That's true. Yeah, that's the problem, isn't it? It's such a fine line to straddle between—as soon as the kind of lumbering, bourgeois beasts get a whiff of the money that could be made in something that is quote-unquote authentic, they kind of descend. It's really, really hard to fight that, and it's happening right now. And then the very real traditions that might've existed... So we're playing in a place called Holocene, right? That's, like—from what I know—a pretty important place in Portland, right? It serves a very specific function and there's a tradition there, so me playing at Holocene, I know where I am. Does that make sense? But when that bourgeois lumbering beast descends, it blots out the light and it's very hard to remember those traditions I think, after that. Because kids are just like, "Whatever. Check out my shoes. I got 'em at Wal-Mart. [laughs] I'm at an indie club, awesome! I'm so indie." Indie indie indie, you know?
I was trying to say something positive there about Holocene. Did that make sense? I just don't want to be too gung-ho.
The record is called Paul's Tomb: A Triumph. Who's Paul? Is it St. Paul?
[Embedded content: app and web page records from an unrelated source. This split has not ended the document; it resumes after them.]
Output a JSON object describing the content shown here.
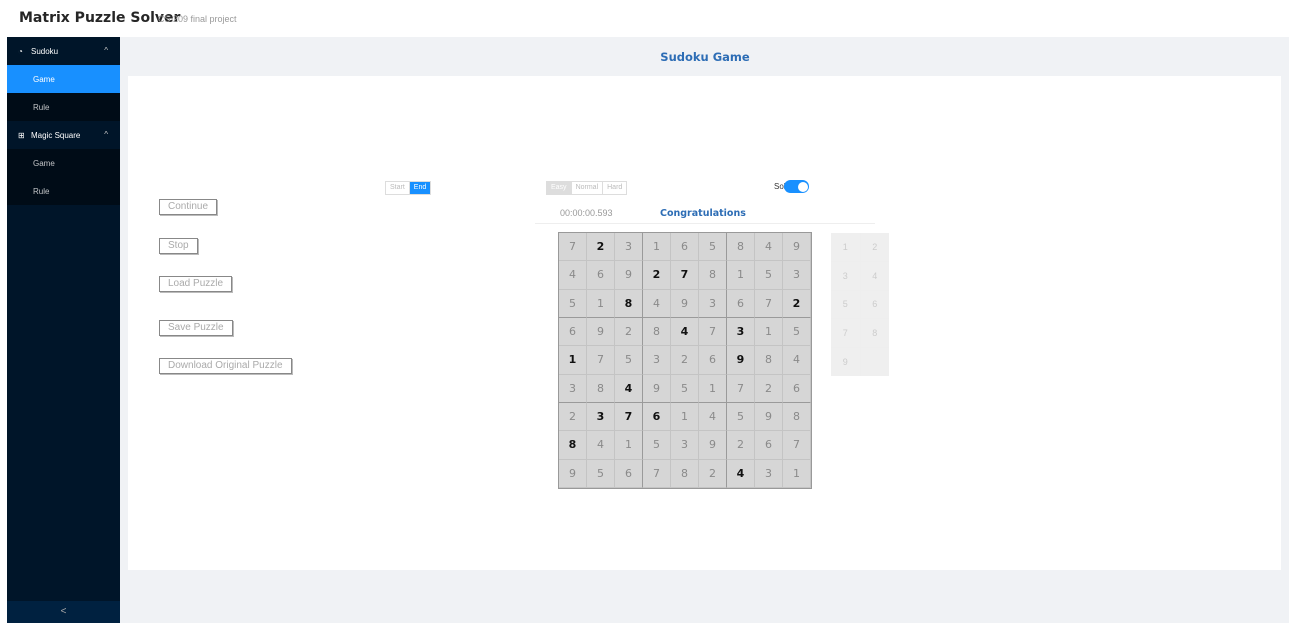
{
  "app": {
    "title": "Matrix Puzzle Solver",
    "subtitle": "CS 209 final project"
  },
  "sidebar": {
    "groups": [
      {
        "label": "Sudoku",
        "icon": "clock-icon",
        "items": [
          "Game",
          "Rule"
        ]
      },
      {
        "label": "Magic Square",
        "icon": "grid-icon",
        "items": [
          "Game",
          "Rule"
        ]
      }
    ],
    "active_item": "Sudoku / Game",
    "collapse_label": "<"
  },
  "page": {
    "title": "Sudoku Game"
  },
  "start_end": {
    "start": "Start",
    "end": "End",
    "selected": "End"
  },
  "difficulty": {
    "easy": "Easy",
    "normal": "Normal",
    "hard": "Hard",
    "selected": "Easy"
  },
  "solver": {
    "label": "Solver",
    "enabled": true
  },
  "buttons": {
    "continue": "Continue",
    "stop": "Stop",
    "load": "Load Puzzle",
    "save": "Save Puzzle",
    "download": "Download Original Puzzle"
  },
  "status": {
    "timer": "00:00:00.593",
    "message": "Congratulations"
  },
  "board": [
    [
      7,
      2,
      3,
      1,
      6,
      5,
      8,
      4,
      9
    ],
    [
      4,
      6,
      9,
      2,
      7,
      8,
      1,
      5,
      3
    ],
    [
      5,
      1,
      8,
      4,
      9,
      3,
      6,
      7,
      2
    ],
    [
      6,
      9,
      2,
      8,
      4,
      7,
      3,
      1,
      5
    ],
    [
      1,
      7,
      5,
      3,
      2,
      6,
      9,
      8,
      4
    ],
    [
      3,
      8,
      4,
      9,
      5,
      1,
      7,
      2,
      6
    ],
    [
      2,
      3,
      7,
      6,
      1,
      4,
      5,
      9,
      8
    ],
    [
      8,
      4,
      1,
      5,
      3,
      9,
      2,
      6,
      7
    ],
    [
      9,
      5,
      6,
      7,
      8,
      2,
      4,
      3,
      1
    ]
  ],
  "givens": [
    [
      0,
      1,
      0,
      0,
      0,
      0,
      0,
      0,
      0
    ],
    [
      0,
      0,
      0,
      1,
      1,
      0,
      0,
      0,
      0
    ],
    [
      0,
      0,
      1,
      0,
      0,
      0,
      0,
      0,
      1
    ],
    [
      0,
      0,
      0,
      0,
      1,
      0,
      1,
      0,
      0
    ],
    [
      1,
      0,
      0,
      0,
      0,
      0,
      1,
      0,
      0
    ],
    [
      0,
      0,
      1,
      0,
      0,
      0,
      0,
      0,
      0
    ],
    [
      0,
      1,
      1,
      1,
      0,
      0,
      0,
      0,
      0
    ],
    [
      1,
      0,
      0,
      0,
      0,
      0,
      0,
      0,
      0
    ],
    [
      0,
      0,
      0,
      0,
      0,
      0,
      1,
      0,
      0
    ]
  ],
  "number_pad": [
    "1",
    "2",
    "3",
    "4",
    "5",
    "6",
    "7",
    "8",
    "9",
    ""
  ]
}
Paul's Tomb is actually a geographical place. It's very close to where my wife grew up. It's a tomb that's built on a lake [Okanagan Lake], and the lake is beautiful in some parts and—it's a huge lake—in some parts, it's kind of saw mill and that kind of thing. A lot of it is being developed, so there's not a lot of private space, but one of the places that is really well protected is Paul's Tomb, and you have to walk about three kilometers to get there in the blazing heat. It's like 40 degrees [Celsius] in the summer. And you get there and all of a sudden, the water's aquamarine, and you feel like you're swimming in the Mediterranean maybe off of Italy. It's just absolutely beautiful. But we've never been able to find Paul's Tomb. So we get to the beach called Paul's Tomb, and there's a big plaque: "Paul built the tomb," blah blah blah, but I'm always like, where is the actual tomb? Where are the doors? We want to find that place. The most honest answer to maybe your next question, "Why did you name it Paul's Tomb?" is there is something phonetically pleasing about those two words together and they're very mysterious and maybe quasi-religious, which Frog Eyes has an element of that, for sure. But really, we just think it's funny that we can never find Paul's Tomb. It's this mysterious, beautiful place where you never find that which you are seeking, I guess.